• _THE PROBLEM_:
Going through the data below, copy out each line where the word "title" shows up.

• _SOURCE INFORMATION_:
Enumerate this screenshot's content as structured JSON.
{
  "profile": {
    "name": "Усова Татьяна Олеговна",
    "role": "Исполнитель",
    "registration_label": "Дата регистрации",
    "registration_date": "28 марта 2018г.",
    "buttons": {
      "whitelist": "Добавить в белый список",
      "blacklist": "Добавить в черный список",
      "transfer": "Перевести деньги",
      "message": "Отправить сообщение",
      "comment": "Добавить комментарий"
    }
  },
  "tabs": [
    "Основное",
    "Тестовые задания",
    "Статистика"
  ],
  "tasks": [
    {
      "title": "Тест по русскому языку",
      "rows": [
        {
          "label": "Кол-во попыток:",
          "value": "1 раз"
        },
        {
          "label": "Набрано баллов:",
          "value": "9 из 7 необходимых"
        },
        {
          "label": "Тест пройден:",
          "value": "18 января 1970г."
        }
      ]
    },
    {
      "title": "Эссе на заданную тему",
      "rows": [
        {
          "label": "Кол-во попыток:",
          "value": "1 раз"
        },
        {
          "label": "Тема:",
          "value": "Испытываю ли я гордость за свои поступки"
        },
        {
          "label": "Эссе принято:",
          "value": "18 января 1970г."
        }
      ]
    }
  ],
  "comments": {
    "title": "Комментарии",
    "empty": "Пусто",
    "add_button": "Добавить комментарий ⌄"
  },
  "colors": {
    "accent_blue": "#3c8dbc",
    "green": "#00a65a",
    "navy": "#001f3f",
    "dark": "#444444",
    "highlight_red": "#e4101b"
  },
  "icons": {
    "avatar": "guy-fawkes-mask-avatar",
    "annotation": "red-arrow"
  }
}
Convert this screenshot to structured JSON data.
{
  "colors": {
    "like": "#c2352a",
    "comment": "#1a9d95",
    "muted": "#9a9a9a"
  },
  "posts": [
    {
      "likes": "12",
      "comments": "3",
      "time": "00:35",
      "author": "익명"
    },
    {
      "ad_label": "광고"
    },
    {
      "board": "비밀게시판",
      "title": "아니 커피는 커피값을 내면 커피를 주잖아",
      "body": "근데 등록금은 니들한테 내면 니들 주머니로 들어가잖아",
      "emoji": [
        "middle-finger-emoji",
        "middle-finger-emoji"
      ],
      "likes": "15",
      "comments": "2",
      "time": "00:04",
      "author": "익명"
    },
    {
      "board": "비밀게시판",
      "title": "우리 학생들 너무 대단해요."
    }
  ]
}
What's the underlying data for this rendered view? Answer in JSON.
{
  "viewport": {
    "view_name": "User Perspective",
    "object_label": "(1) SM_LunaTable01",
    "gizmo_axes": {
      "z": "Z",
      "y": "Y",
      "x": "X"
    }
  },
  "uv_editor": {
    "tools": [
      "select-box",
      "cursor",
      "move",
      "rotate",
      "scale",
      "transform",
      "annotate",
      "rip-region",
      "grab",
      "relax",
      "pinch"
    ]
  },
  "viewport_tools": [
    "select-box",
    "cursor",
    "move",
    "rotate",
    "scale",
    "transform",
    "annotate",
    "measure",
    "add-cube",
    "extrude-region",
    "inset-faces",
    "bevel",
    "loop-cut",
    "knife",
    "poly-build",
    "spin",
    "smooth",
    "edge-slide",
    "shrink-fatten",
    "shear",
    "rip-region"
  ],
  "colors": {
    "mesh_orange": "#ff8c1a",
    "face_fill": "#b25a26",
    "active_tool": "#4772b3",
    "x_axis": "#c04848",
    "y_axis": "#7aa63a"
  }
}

• _OUTPUT FOR THIS TASK_:
      "title": "Тест по русскому языку",
      "title": "Эссе на заданную тему",
    "title": "Комментарии",
      "title": "아니 커피는 커피값을 내면 커피를 주잖아",
      "title": "우리 학생들 너무 대단해요."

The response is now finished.